Remember to drink plenty of water. You don’t want to ruin an amazing experience by dehydrating yourself. And don’t overstay your welcome, either. It can be tempting to stay in there for long periods of time but it’s not advisable from a health perspective.
Portable Tent Saunas That Will Have You Reaching for Your Credit Card
If the thought of channelling Bear Grillis just to have a sauna is too much, you’re going to love these portable tent saunas. Granted, a tent sauna does sound like more of a toy when compared to your classic cedar barrel sauna.
But, Outside Online (the magazine that consistently delivers world class adventure journalism) reviewed one of them and came back with some pretty decent feedback.
The Russian-made Morzh held up well in the midst of a Chicago blizzard. On one of the coldest days (-6 degrees and negative double digits windchill), the ambient temperature in the tent hit 200 degrees (F) in half an hour.
Weighing in at 56.2 pounds (including the stove) it’s not too out there to think you could hike it into a remote corner of backcountry wilderness with some friends.
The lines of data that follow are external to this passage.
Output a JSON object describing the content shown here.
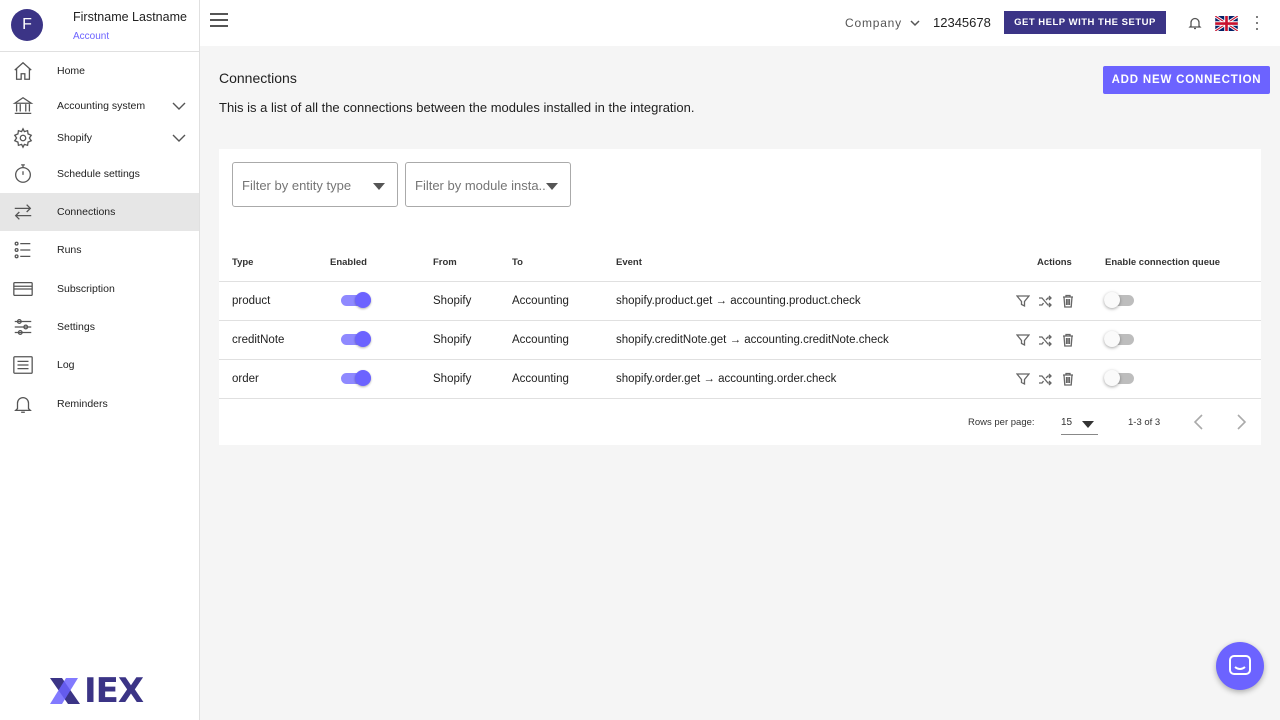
{
  "user": {
    "initial": "F",
    "name": "Firstname Lastname",
    "subtitle": "Account"
  },
  "sidebar": {
    "items": [
      {
        "label": "Home",
        "icon": "home-icon"
      },
      {
        "label": "Accounting system",
        "icon": "bank-icon",
        "expandable": true
      },
      {
        "label": "Shopify",
        "icon": "gear-icon",
        "expandable": true
      },
      {
        "label": "Schedule settings",
        "icon": "stopwatch-icon"
      },
      {
        "label": "Connections",
        "icon": "arrows-icon",
        "active": true
      },
      {
        "label": "Runs",
        "icon": "list-tree-icon"
      },
      {
        "label": "Subscription",
        "icon": "card-icon"
      },
      {
        "label": "Settings",
        "icon": "sliders-icon"
      },
      {
        "label": "Log",
        "icon": "log-icon"
      },
      {
        "label": "Reminders",
        "icon": "bell-icon"
      }
    ],
    "logo_text": "IEX"
  },
  "header": {
    "company_label": "Company",
    "company_id": "12345678",
    "help_label": "GET HELP WITH THE SETUP"
  },
  "page": {
    "title": "Connections",
    "description": "This is a list of all the connections between the modules installed in the integration.",
    "add_label": "ADD NEW CONNECTION"
  },
  "filters": {
    "entity_placeholder": "Filter by entity type",
    "module_placeholder": "Filter by module insta..."
  },
  "table": {
    "headers": {
      "type": "Type",
      "enabled": "Enabled",
      "from": "From",
      "to": "To",
      "event": "Event",
      "actions": "Actions",
      "queue": "Enable connection queue"
    },
    "rows": [
      {
        "type": "product",
        "enabled": true,
        "from": "Shopify",
        "to": "Accounting",
        "event": "shopify.product.get → accounting.product.check",
        "queue": false
      },
      {
        "type": "creditNote",
        "enabled": true,
        "from": "Shopify",
        "to": "Accounting",
        "event": "shopify.creditNote.get → accounting.creditNote.check",
        "queue": false
      },
      {
        "type": "order",
        "enabled": true,
        "from": "Shopify",
        "to": "Accounting",
        "event": "shopify.order.get → accounting.order.check",
        "queue": false
      }
    ]
  },
  "pagination": {
    "rows_per_page_label": "Rows per page:",
    "rows_per_page": "15",
    "range": "1-3 of 3"
  },
  "colors": {
    "primary": "#3b3486",
    "accent": "#6c63ff"
  }
}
It’s not ‘break the bank’ expensive either. According to Outside, the price starts at $659.
Closing Thoughts on the Subject of Backcountry Saunas
We’ve certainly given you lots to think about in this post. Whatever your budget, skill level or desired comfort factor, there are plenty of sauna options out there. There is, however, one other route you can take and that’s a barrel sauna kit.
Sauna kits are great. They’re a step up from the DIY or portable camping sauna and a lot less challenging than going the ‘from scratch’ route. Think of it as the Goldilocks option.